- Opening Delimiter -

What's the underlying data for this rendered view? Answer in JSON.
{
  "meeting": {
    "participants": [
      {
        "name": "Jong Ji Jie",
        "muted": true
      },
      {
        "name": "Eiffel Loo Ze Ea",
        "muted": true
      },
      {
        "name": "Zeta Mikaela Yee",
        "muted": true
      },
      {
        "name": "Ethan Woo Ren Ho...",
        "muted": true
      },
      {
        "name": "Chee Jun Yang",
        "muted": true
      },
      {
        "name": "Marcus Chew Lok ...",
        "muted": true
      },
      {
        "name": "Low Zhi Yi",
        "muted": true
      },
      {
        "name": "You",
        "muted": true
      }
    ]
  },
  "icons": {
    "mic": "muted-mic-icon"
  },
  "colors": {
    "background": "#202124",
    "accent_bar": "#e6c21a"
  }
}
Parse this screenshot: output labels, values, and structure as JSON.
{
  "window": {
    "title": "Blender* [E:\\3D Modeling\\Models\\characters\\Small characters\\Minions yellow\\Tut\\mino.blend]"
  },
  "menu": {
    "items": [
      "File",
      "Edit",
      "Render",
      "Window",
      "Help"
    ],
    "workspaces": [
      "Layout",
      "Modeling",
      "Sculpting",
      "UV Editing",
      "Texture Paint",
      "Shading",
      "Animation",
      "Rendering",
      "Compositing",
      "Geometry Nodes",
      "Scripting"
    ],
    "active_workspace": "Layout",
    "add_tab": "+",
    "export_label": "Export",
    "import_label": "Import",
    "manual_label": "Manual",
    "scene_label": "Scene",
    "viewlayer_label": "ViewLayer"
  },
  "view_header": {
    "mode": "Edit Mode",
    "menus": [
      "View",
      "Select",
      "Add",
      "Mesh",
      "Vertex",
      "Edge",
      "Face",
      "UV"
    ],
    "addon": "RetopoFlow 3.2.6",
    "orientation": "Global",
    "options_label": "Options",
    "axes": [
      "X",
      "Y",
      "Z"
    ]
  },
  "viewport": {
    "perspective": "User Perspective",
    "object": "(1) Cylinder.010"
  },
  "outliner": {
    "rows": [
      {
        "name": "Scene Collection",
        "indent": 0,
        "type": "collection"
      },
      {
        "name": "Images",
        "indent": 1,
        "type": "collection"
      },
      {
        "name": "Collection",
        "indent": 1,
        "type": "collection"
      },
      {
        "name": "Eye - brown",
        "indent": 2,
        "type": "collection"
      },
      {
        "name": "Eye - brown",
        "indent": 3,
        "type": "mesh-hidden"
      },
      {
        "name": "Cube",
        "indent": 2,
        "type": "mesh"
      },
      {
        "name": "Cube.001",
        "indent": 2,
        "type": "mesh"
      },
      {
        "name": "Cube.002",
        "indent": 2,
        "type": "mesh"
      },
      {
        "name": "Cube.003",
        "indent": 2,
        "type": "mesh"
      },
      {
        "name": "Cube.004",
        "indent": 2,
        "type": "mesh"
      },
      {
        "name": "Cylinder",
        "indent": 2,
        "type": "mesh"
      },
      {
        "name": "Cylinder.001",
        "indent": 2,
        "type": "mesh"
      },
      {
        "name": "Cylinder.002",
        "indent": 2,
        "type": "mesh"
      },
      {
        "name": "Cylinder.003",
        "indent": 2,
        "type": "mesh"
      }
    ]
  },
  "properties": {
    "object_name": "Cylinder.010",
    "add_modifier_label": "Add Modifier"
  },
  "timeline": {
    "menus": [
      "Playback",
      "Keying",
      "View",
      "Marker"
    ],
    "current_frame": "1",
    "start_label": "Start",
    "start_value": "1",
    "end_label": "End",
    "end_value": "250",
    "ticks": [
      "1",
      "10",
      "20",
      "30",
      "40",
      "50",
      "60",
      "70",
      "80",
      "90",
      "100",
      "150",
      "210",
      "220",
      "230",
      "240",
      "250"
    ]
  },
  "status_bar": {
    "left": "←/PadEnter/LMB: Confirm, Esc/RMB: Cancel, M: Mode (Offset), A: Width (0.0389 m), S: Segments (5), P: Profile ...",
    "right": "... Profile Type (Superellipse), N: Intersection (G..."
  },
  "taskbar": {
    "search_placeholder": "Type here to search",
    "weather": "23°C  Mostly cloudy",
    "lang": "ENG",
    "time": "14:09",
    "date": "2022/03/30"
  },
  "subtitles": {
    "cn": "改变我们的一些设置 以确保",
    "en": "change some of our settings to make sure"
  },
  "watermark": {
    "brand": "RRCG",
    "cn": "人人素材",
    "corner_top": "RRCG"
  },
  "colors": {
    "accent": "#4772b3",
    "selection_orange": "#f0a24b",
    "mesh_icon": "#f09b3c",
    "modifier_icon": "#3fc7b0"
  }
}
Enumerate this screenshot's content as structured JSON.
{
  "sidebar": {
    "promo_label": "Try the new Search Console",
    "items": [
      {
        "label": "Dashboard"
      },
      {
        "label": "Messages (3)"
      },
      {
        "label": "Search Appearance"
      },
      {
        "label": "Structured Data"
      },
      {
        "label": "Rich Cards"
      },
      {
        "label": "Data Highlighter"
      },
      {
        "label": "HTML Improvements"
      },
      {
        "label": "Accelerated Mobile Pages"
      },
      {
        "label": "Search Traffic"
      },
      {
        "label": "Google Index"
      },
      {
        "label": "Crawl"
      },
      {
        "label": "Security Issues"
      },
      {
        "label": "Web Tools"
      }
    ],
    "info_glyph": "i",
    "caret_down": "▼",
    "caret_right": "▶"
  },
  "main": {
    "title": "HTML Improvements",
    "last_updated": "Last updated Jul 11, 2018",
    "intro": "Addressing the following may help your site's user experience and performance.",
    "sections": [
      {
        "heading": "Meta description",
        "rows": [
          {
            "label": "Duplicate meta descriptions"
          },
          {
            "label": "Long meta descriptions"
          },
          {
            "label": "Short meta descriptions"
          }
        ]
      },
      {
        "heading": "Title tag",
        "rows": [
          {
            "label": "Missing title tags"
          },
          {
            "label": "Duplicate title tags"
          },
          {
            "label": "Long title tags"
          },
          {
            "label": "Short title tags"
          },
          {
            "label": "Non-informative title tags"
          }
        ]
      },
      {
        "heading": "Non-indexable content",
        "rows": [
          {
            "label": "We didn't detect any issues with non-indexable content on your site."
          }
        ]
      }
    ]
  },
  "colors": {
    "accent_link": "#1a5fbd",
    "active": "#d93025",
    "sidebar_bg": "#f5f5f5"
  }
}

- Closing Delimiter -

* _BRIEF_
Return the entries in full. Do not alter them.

* _RESPONSE TO THIS TASK_
What's the underlying data for this rendered view? Answer in JSON.
{
  "meeting": {
    "participants": [
      {
        "name": "Jong Ji Jie",
        "muted": true
      },
      {
        "name": "Eiffel Loo Ze Ea",
        "muted": true
      },
      {
        "name": "Zeta Mikaela Yee",
        "muted": true
      },
      {
        "name": "Ethan Woo Ren Ho...",
        "muted": true
      },
      {
        "name": "Chee Jun Yang",
        "muted": true
      },
      {
        "name": "Marcus Chew Lok ...",
        "muted": true
      },
      {
        "name": "Low Zhi Yi",
        "muted": true
      },
      {
        "name": "You",
        "muted": true
      }
    ]
  },
  "icons": {
    "mic": "muted-mic-icon"
  },
  "colors": {
    "background": "#202124",
    "accent_bar": "#e6c21a"
  }
}
Parse this screenshot: output labels, values, and structure as JSON.
{
  "window": {
    "title": "Blender* [E:\\3D Modeling\\Models\\characters\\Small characters\\Minions yellow\\Tut\\mino.blend]"
  },
  "menu": {
    "items": [
      "File",
      "Edit",
      "Render",
      "Window",
      "Help"
    ],
    "workspaces": [
      "Layout",
      "Modeling",
      "Sculpting",
      "UV Editing",
      "Texture Paint",
      "Shading",
      "Animation",
      "Rendering",
      "Compositing",
      "Geometry Nodes",
      "Scripting"
    ],
    "active_workspace": "Layout",
    "add_tab": "+",
    "export_label": "Export",
    "import_label": "Import",
    "manual_label": "Manual",
    "scene_label": "Scene",
    "viewlayer_label": "ViewLayer"
  },
  "view_header": {
    "mode": "Edit Mode",
    "menus": [
      "View",
      "Select",
      "Add",
      "Mesh",
      "Vertex",
      "Edge",
      "Face",
      "UV"
    ],
    "addon": "RetopoFlow 3.2.6",
    "orientation": "Global",
    "options_label": "Options",
    "axes": [
      "X",
      "Y",
      "Z"
    ]
  },
  "viewport": {
    "perspective": "User Perspective",
    "object": "(1) Cylinder.010"
  },
  "outliner": {
    "rows": [
      {
        "name": "Scene Collection",
        "indent": 0,
        "type": "collection"
      },
      {
        "name": "Images",
        "indent": 1,
        "type": "collection"
      },
      {
        "name": "Collection",
        "indent": 1,
        "type": "collection"
      },
      {
        "name": "Eye - brown",
        "indent": 2,
        "type": "collection"
      },
      {
        "name": "Eye - brown",
        "indent": 3,
        "type": "mesh-hidden"
      },
      {
        "name": "Cube",
        "indent": 2,
        "type": "mesh"
      },
      {
        "name": "Cube.001",
        "indent": 2,
        "type": "mesh"
      },
      {
        "name": "Cube.002",
        "indent": 2,
        "type": "mesh"
      },
      {
        "name": "Cube.003",
        "indent": 2,
        "type": "mesh"
      },
      {
        "name": "Cube.004",
        "indent": 2,
        "type": "mesh"
      },
      {
        "name": "Cylinder",
        "indent": 2,
        "type": "mesh"
      },
      {
        "name": "Cylinder.001",
        "indent": 2,
        "type": "mesh"
      },
      {
        "name": "Cylinder.002",
        "indent": 2,
        "type": "mesh"
      },
      {
        "name": "Cylinder.003",
        "indent": 2,
        "type": "mesh"
      }
    ]
  },
  "properties": {
    "object_name": "Cylinder.010",
    "add_modifier_label": "Add Modifier"
  },
  "timeline": {
    "menus": [
      "Playback",
      "Keying",
      "View",
      "Marker"
    ],
    "current_frame": "1",
    "start_label": "Start",
    "start_value": "1",
    "end_label": "End",
    "end_value": "250",
    "ticks": [
      "1",
      "10",
      "20",
      "30",
      "40",
      "50",
      "60",
      "70",
      "80",
      "90",
      "100",
      "150",
      "210",
      "220",
      "230",
      "240",
      "250"
    ]
  },
  "status_bar": {
    "left": "←/PadEnter/LMB: Confirm, Esc/RMB: Cancel, M: Mode (Offset), A: Width (0.0389 m), S: Segments (5), P: Profile ...",
    "right": "... Profile Type (Superellipse), N: Intersection (G..."
  },
  "taskbar": {
    "search_placeholder": "Type here to search",
    "weather": "23°C  Mostly cloudy",
    "lang": "ENG",
    "time": "14:09",
    "date": "2022/03/30"
  },
  "subtitles": {
    "cn": "改变我们的一些设置 以确保",
    "en": "change some of our settings to make sure"
  },
  "watermark": {
    "brand": "RRCG",
    "cn": "人人素材",
    "corner_top": "RRCG"
  },
  "colors": {
    "accent": "#4772b3",
    "selection_orange": "#f0a24b",
    "mesh_icon": "#f09b3c",
    "modifier_icon": "#3fc7b0"
  }
}
Enumerate this screenshot's content as structured JSON.
{
  "sidebar": {
    "promo_label": "Try the new Search Console",
    "items": [
      {
        "label": "Dashboard"
      },
      {
        "label": "Messages (3)"
      },
      {
        "label": "Search Appearance"
      },
      {
        "label": "Structured Data"
      },
      {
        "label": "Rich Cards"
      },
      {
        "label": "Data Highlighter"
      },
      {
        "label": "HTML Improvements"
      },
      {
        "label": "Accelerated Mobile Pages"
      },
      {
        "label": "Search Traffic"
      },
      {
        "label": "Google Index"
      },
      {
        "label": "Crawl"
      },
      {
        "label": "Security Issues"
      },
      {
        "label": "Web Tools"
      }
    ],
    "info_glyph": "i",
    "caret_down": "▼",
    "caret_right": "▶"
  },
  "main": {
    "title": "HTML Improvements",
    "last_updated": "Last updated Jul 11, 2018",
    "intro": "Addressing the following may help your site's user experience and performance.",
    "sections": [
      {
        "heading": "Meta description",
        "rows": [
          {
            "label": "Duplicate meta descriptions"
          },
          {
            "label": "Long meta descriptions"
          },
          {
            "label": "Short meta descriptions"
          }
        ]
      },
      {
        "heading": "Title tag",
        "rows": [
          {
            "label": "Missing title tags"
          },
          {
            "label": "Duplicate title tags"
          },
          {
            "label": "Long title tags"
          },
          {
            "label": "Short title tags"
          },
          {
            "label": "Non-informative title tags"
          }
        ]
      },
      {
        "heading": "Non-indexable content",
        "rows": [
          {
            "label": "We didn't detect any issues with non-indexable content on your site."
          }
        ]
      }
    ]
  },
  "colors": {
    "accent_link": "#1a5fbd",
    "active": "#d93025",
    "sidebar_bg": "#f5f5f5"
  }
}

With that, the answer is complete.